**WHAT YOU SHOULD DO**
An image-free reproduction of the data below is needed: print it exactly.

**SUPPLIED DATA**
____
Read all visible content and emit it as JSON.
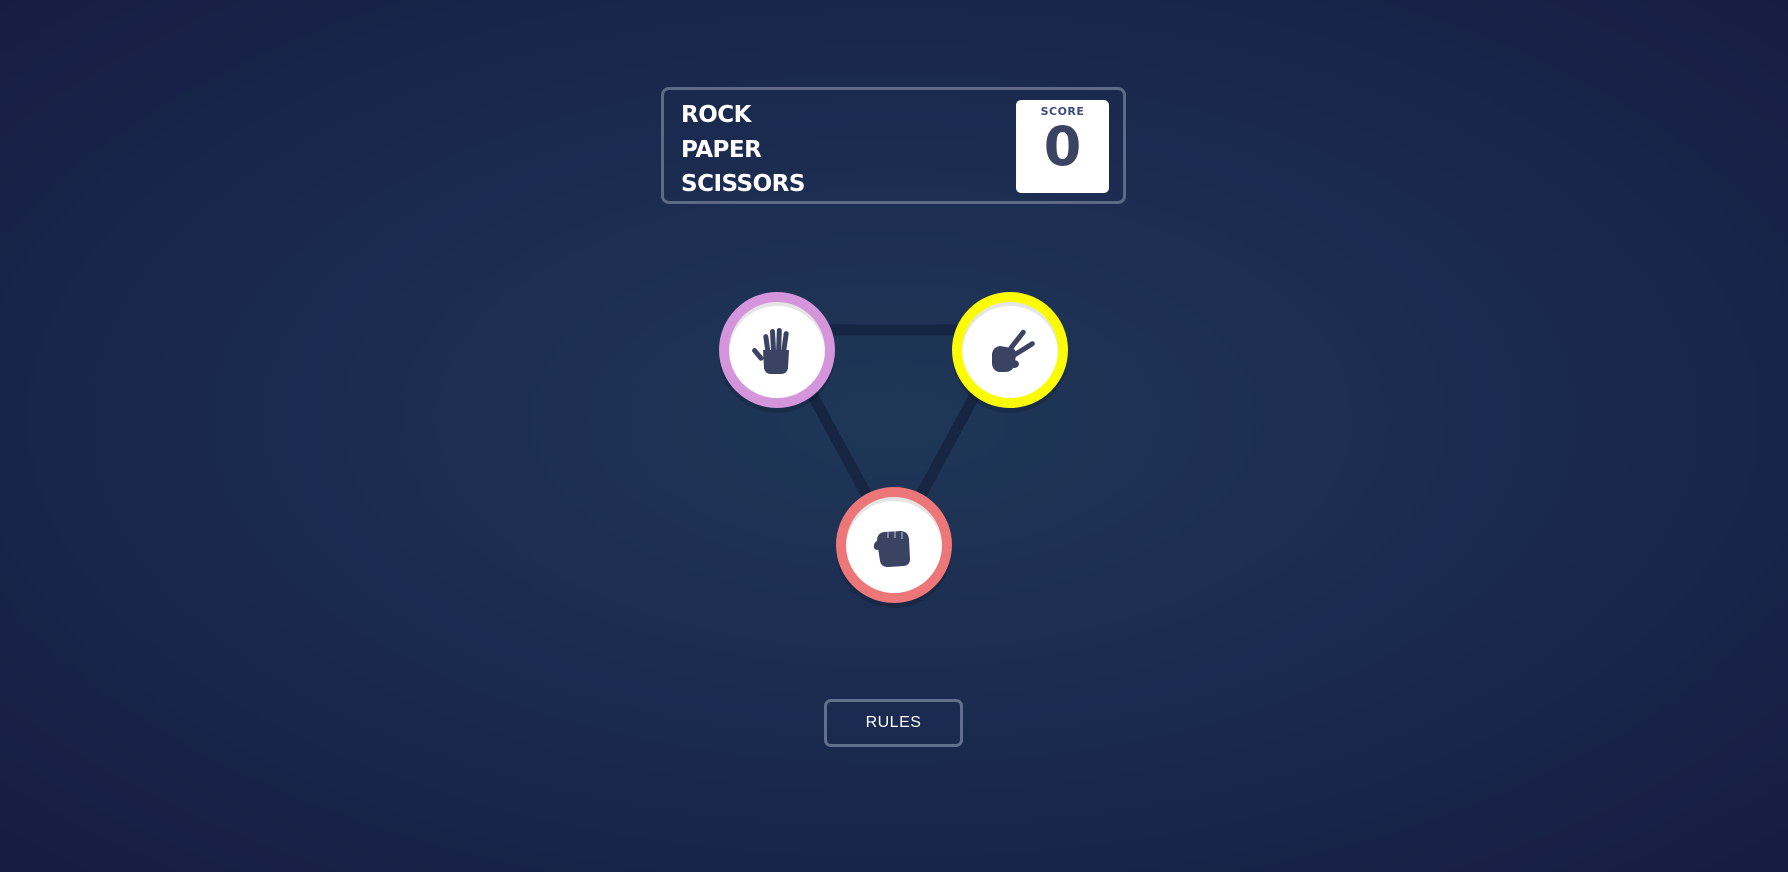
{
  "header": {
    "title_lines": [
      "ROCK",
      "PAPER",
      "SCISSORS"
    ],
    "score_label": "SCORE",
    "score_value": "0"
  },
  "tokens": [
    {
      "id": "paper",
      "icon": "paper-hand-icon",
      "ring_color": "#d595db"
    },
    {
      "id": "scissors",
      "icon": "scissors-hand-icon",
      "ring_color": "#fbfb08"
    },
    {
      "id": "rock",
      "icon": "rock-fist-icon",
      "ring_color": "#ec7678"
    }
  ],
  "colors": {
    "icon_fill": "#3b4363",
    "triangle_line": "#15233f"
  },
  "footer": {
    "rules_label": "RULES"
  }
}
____
**RESPONSE AREA**
Read all visible content and emit it as JSON.
{
  "header": {
    "title_lines": [
      "ROCK",
      "PAPER",
      "SCISSORS"
    ],
    "score_label": "SCORE",
    "score_value": "0"
  },
  "tokens": [
    {
      "id": "paper",
      "icon": "paper-hand-icon",
      "ring_color": "#d595db"
    },
    {
      "id": "scissors",
      "icon": "scissors-hand-icon",
      "ring_color": "#fbfb08"
    },
    {
      "id": "rock",
      "icon": "rock-fist-icon",
      "ring_color": "#ec7678"
    }
  ],
  "colors": {
    "icon_fill": "#3b4363",
    "triangle_line": "#15233f"
  },
  "footer": {
    "rules_label": "RULES"
  }
}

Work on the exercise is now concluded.